The whole listing should come back exactly as written, except for the pictures.

Given data ▸
+++++
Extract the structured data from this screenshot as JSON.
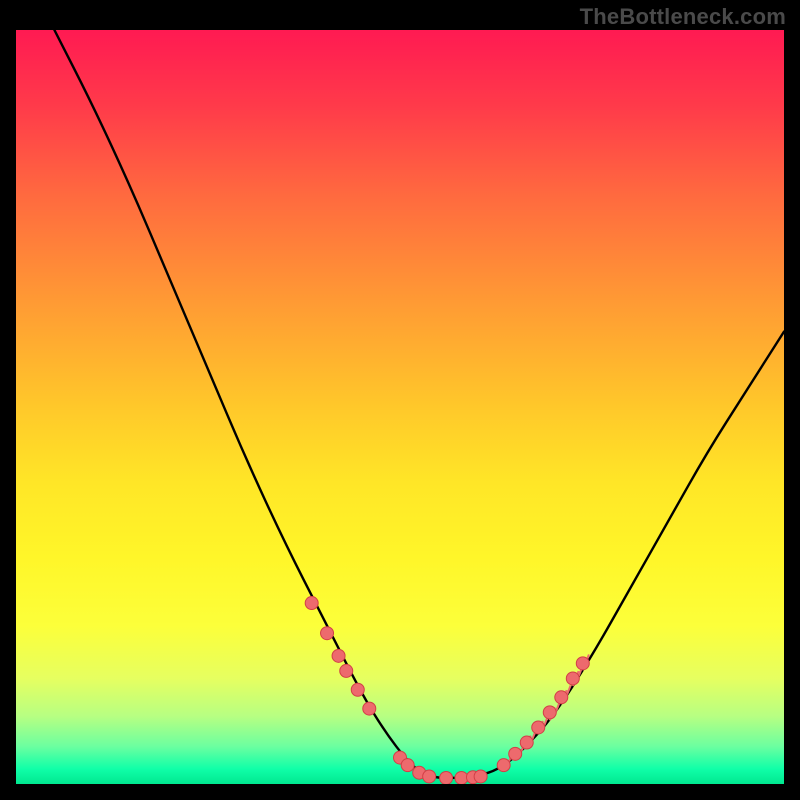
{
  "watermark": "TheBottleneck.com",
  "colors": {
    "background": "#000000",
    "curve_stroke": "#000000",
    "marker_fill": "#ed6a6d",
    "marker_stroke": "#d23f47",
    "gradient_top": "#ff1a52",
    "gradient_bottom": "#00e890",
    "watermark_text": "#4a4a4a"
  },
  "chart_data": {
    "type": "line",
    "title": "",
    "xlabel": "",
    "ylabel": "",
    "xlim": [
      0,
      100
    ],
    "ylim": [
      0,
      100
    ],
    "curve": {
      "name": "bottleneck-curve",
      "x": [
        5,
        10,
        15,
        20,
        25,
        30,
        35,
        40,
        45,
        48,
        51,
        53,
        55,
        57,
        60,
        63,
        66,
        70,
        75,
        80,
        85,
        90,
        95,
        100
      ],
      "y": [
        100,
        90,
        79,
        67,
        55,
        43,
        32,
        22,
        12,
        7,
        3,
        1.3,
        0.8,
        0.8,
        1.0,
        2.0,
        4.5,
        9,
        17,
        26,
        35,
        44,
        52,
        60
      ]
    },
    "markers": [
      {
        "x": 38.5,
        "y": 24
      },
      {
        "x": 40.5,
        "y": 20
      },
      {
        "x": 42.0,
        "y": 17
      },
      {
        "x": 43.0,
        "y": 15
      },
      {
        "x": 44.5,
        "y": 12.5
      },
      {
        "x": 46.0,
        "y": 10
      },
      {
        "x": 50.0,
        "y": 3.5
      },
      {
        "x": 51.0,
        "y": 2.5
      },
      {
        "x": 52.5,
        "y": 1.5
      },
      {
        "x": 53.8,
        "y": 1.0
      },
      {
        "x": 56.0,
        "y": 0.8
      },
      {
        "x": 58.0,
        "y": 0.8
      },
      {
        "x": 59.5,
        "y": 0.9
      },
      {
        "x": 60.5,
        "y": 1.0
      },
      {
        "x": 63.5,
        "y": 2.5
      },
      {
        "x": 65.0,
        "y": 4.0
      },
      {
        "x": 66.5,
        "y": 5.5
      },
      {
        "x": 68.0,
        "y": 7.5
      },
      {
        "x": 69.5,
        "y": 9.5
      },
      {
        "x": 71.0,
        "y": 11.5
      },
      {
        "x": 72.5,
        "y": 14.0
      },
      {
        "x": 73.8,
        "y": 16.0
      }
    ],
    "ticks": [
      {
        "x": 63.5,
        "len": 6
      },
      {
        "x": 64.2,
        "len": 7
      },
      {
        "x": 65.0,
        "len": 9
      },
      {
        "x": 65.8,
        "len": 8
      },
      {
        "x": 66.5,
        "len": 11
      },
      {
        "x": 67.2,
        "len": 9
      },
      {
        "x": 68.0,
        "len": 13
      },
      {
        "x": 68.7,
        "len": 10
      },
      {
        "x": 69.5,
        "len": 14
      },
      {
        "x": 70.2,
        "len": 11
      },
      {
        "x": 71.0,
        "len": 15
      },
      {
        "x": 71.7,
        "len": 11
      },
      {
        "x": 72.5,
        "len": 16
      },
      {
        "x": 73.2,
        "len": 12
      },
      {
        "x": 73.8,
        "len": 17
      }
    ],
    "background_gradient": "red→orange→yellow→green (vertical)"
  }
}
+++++
Solution to this exercise ▸
Extract the structured data from this screenshot as JSON.
{
  "watermark": "TheBottleneck.com",
  "colors": {
    "background": "#000000",
    "curve_stroke": "#000000",
    "marker_fill": "#ed6a6d",
    "marker_stroke": "#d23f47",
    "gradient_top": "#ff1a52",
    "gradient_bottom": "#00e890",
    "watermark_text": "#4a4a4a"
  },
  "chart_data": {
    "type": "line",
    "title": "",
    "xlabel": "",
    "ylabel": "",
    "xlim": [
      0,
      100
    ],
    "ylim": [
      0,
      100
    ],
    "curve": {
      "name": "bottleneck-curve",
      "x": [
        5,
        10,
        15,
        20,
        25,
        30,
        35,
        40,
        45,
        48,
        51,
        53,
        55,
        57,
        60,
        63,
        66,
        70,
        75,
        80,
        85,
        90,
        95,
        100
      ],
      "y": [
        100,
        90,
        79,
        67,
        55,
        43,
        32,
        22,
        12,
        7,
        3,
        1.3,
        0.8,
        0.8,
        1.0,
        2.0,
        4.5,
        9,
        17,
        26,
        35,
        44,
        52,
        60
      ]
    },
    "markers": [
      {
        "x": 38.5,
        "y": 24
      },
      {
        "x": 40.5,
        "y": 20
      },
      {
        "x": 42.0,
        "y": 17
      },
      {
        "x": 43.0,
        "y": 15
      },
      {
        "x": 44.5,
        "y": 12.5
      },
      {
        "x": 46.0,
        "y": 10
      },
      {
        "x": 50.0,
        "y": 3.5
      },
      {
        "x": 51.0,
        "y": 2.5
      },
      {
        "x": 52.5,
        "y": 1.5
      },
      {
        "x": 53.8,
        "y": 1.0
      },
      {
        "x": 56.0,
        "y": 0.8
      },
      {
        "x": 58.0,
        "y": 0.8
      },
      {
        "x": 59.5,
        "y": 0.9
      },
      {
        "x": 60.5,
        "y": 1.0
      },
      {
        "x": 63.5,
        "y": 2.5
      },
      {
        "x": 65.0,
        "y": 4.0
      },
      {
        "x": 66.5,
        "y": 5.5
      },
      {
        "x": 68.0,
        "y": 7.5
      },
      {
        "x": 69.5,
        "y": 9.5
      },
      {
        "x": 71.0,
        "y": 11.5
      },
      {
        "x": 72.5,
        "y": 14.0
      },
      {
        "x": 73.8,
        "y": 16.0
      }
    ],
    "ticks": [
      {
        "x": 63.5,
        "len": 6
      },
      {
        "x": 64.2,
        "len": 7
      },
      {
        "x": 65.0,
        "len": 9
      },
      {
        "x": 65.8,
        "len": 8
      },
      {
        "x": 66.5,
        "len": 11
      },
      {
        "x": 67.2,
        "len": 9
      },
      {
        "x": 68.0,
        "len": 13
      },
      {
        "x": 68.7,
        "len": 10
      },
      {
        "x": 69.5,
        "len": 14
      },
      {
        "x": 70.2,
        "len": 11
      },
      {
        "x": 71.0,
        "len": 15
      },
      {
        "x": 71.7,
        "len": 11
      },
      {
        "x": 72.5,
        "len": 16
      },
      {
        "x": 73.2,
        "len": 12
      },
      {
        "x": 73.8,
        "len": 17
      }
    ],
    "background_gradient": "red→orange→yellow→green (vertical)"
  }
}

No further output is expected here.